◆ **Information provided**:
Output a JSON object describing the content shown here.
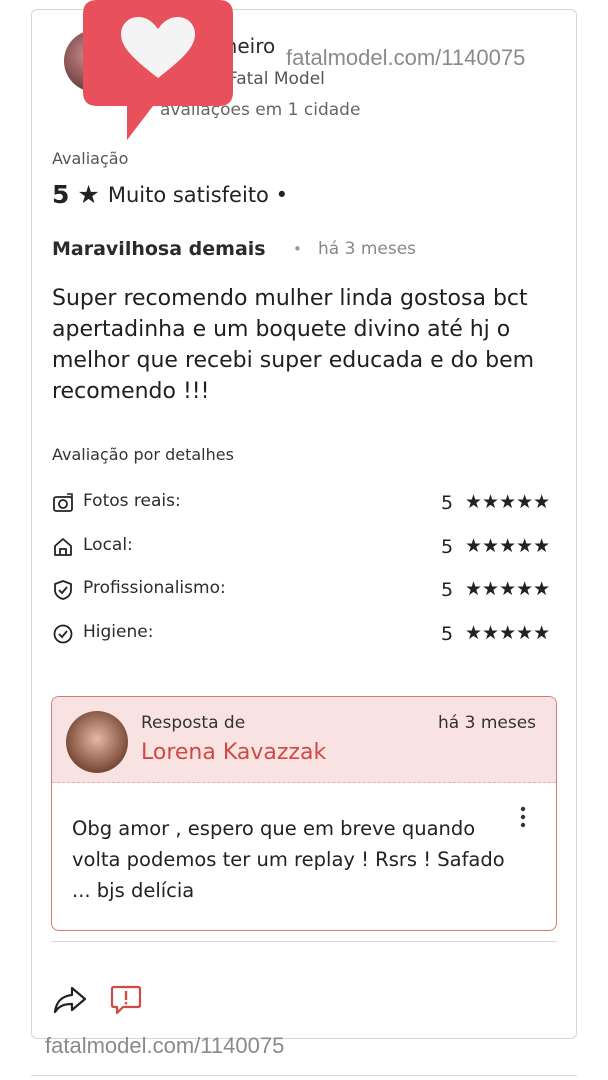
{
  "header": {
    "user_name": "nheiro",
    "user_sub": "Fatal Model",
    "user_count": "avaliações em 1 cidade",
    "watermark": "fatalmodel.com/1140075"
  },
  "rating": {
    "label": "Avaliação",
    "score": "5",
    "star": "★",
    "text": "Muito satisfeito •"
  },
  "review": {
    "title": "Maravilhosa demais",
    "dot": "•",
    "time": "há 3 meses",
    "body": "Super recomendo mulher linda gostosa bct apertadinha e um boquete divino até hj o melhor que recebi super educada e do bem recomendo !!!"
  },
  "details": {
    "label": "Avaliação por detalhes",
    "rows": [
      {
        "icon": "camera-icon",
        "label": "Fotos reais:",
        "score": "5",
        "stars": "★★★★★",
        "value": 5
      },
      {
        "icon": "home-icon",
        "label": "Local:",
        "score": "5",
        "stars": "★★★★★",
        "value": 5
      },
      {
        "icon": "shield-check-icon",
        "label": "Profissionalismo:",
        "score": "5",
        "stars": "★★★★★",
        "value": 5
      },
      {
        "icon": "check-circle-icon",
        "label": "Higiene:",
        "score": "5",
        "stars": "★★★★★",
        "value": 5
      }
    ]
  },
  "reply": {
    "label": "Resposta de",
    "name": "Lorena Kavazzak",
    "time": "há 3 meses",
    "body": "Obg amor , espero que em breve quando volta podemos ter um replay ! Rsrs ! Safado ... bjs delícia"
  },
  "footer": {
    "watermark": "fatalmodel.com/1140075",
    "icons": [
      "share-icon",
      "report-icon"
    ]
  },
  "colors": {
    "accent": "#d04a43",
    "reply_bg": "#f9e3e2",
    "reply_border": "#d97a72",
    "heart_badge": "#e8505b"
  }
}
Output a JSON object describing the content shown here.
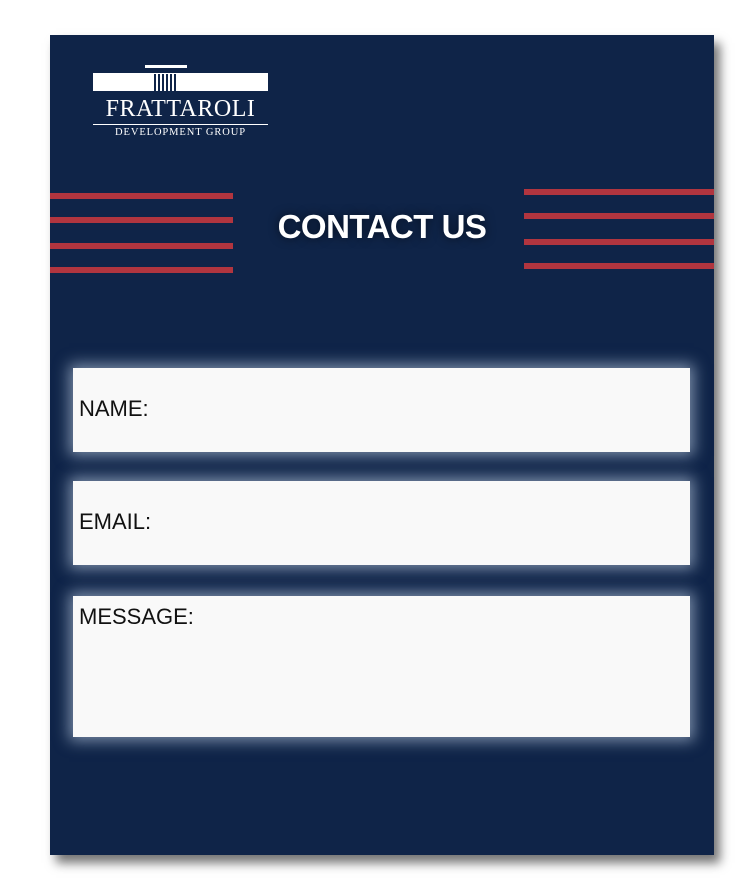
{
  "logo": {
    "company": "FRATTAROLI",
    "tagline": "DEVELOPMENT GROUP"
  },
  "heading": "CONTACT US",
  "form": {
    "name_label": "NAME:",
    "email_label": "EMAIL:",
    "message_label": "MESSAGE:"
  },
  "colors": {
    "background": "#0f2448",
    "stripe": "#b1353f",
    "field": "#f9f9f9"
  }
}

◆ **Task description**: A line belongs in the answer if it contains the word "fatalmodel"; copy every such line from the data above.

◆ **Output for this exercise**:
    "watermark": "fatalmodel.com/1140075"
    "watermark": "fatalmodel.com/1140075",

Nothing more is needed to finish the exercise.